__Work required__
Scan the entries for the word "information" and return every line that has it.

__Data for this exercise__
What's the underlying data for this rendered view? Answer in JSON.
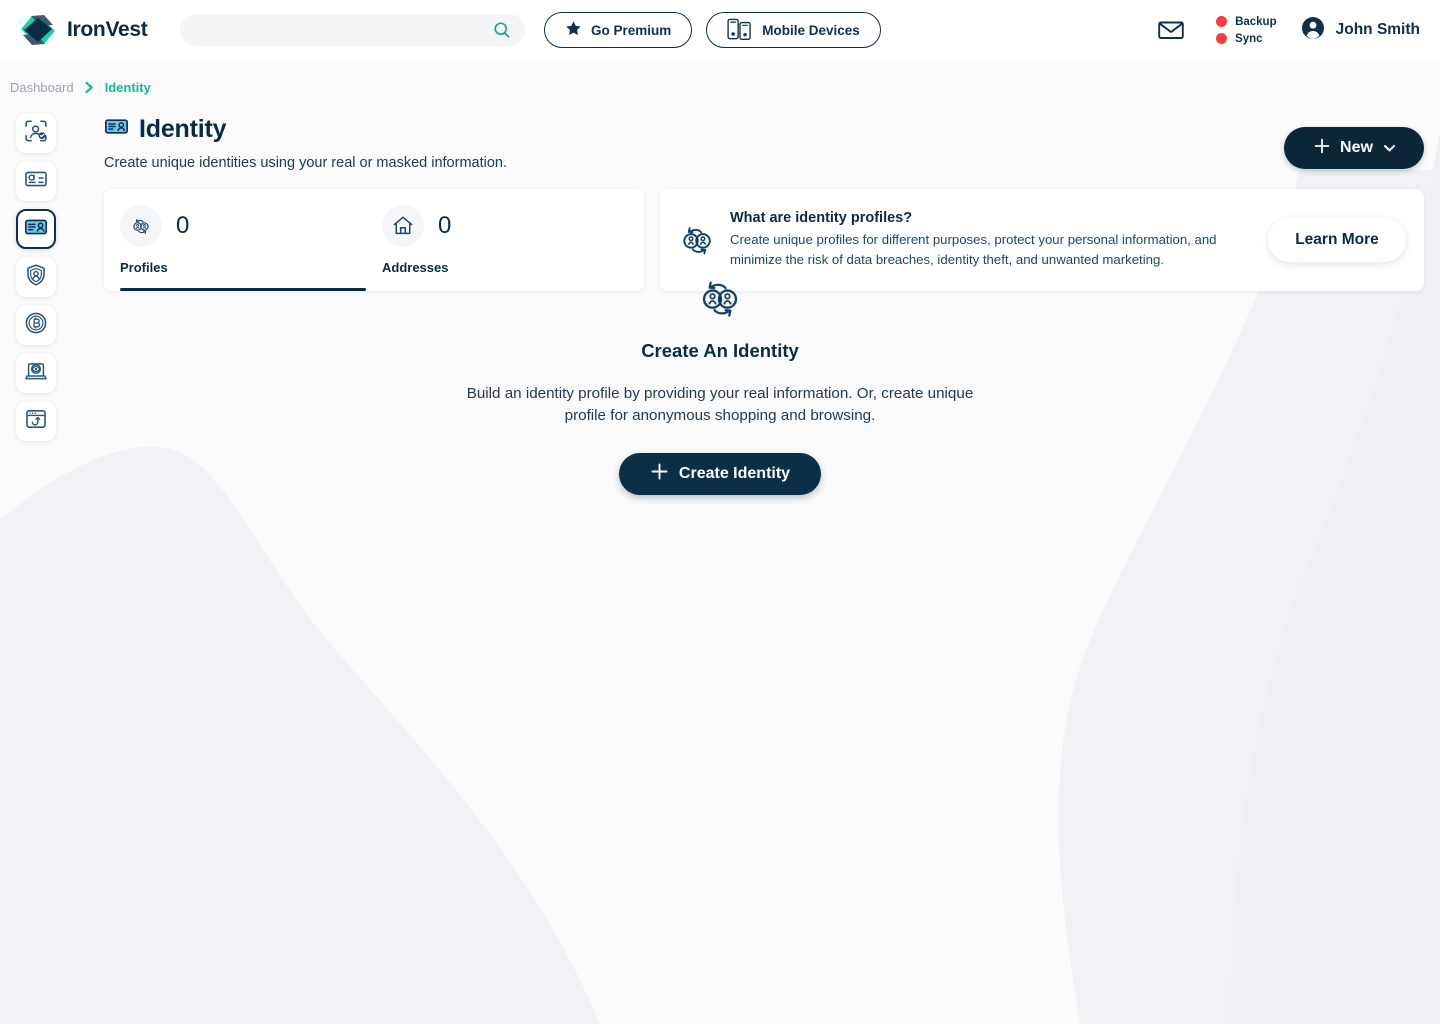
{
  "brand": {
    "name": "IronVest",
    "logo_icon": "ironvest-diamond-logo",
    "accent_teal": "#14b89a",
    "accent_navy": "#0c2b42",
    "status_red": "#f43e3e"
  },
  "header": {
    "search": {
      "value": "",
      "placeholder": "",
      "icon": "search-icon"
    },
    "go_premium": {
      "label": "Go Premium",
      "icon": "star-icon"
    },
    "mobile_devices": {
      "label": "Mobile Devices",
      "icon": "mobile-devices-icon"
    },
    "mail_icon": "mail-icon",
    "statuses": [
      {
        "label": "Backup",
        "color": "#f43e3e"
      },
      {
        "label": "Sync",
        "color": "#f43e3e"
      }
    ],
    "user": {
      "name": "John Smith",
      "avatar_icon": "user-avatar-icon"
    }
  },
  "breadcrumb": {
    "items": [
      {
        "label": "Dashboard",
        "current": false
      },
      {
        "label": "Identity",
        "current": true
      }
    ],
    "separator_icon": "chevron-right-icon"
  },
  "sidebar": {
    "items": [
      {
        "name": "identity-verification",
        "icon": "face-scan-icon",
        "active": false
      },
      {
        "name": "payment-cards",
        "icon": "credit-card-icon",
        "active": false
      },
      {
        "name": "identity",
        "icon": "id-card-icon",
        "active": true
      },
      {
        "name": "security-shield",
        "icon": "shield-user-icon",
        "active": false
      },
      {
        "name": "crypto",
        "icon": "bitcoin-coin-icon",
        "active": false
      },
      {
        "name": "private-browsing",
        "icon": "laptop-eye-icon",
        "active": false
      },
      {
        "name": "phishing-protection",
        "icon": "browser-hook-icon",
        "active": false
      }
    ]
  },
  "page": {
    "icon": "id-card-icon",
    "title": "Identity",
    "subtitle": "Create unique identities using your real or masked information.",
    "new_button": {
      "label": "New",
      "plus_icon": "plus-icon",
      "caret_icon": "chevron-down-icon"
    }
  },
  "stats": {
    "items": [
      {
        "label": "Profiles",
        "value": "0",
        "icon": "profiles-swap-icon",
        "active": true
      },
      {
        "label": "Addresses",
        "value": "0",
        "icon": "home-icon",
        "active": false
      }
    ]
  },
  "info_card": {
    "icon": "profiles-swap-icon",
    "title": "What are identity profiles?",
    "body": "Create unique profiles for different purposes, protect your personal information, and minimize the risk of data breaches, identity theft, and unwanted marketing.",
    "learn_more_label": "Learn More"
  },
  "empty_state": {
    "icon": "profiles-swap-icon",
    "title": "Create An Identity",
    "body": "Build an identity profile by providing your real information. Or, create unique profile for anonymous shopping and browsing.",
    "button": {
      "label": "Create Identity",
      "plus_icon": "plus-icon"
    }
  }
}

__Written answer__
    "subtitle": "Create unique identities using your real or masked information.",
    "body": "Create unique profiles for different purposes, protect your personal information, and minimize the risk of data breaches, identity theft, and unwanted marketing.",
    "body": "Build an identity profile by providing your real information. Or, create unique profile for anonymous shopping and browsing.",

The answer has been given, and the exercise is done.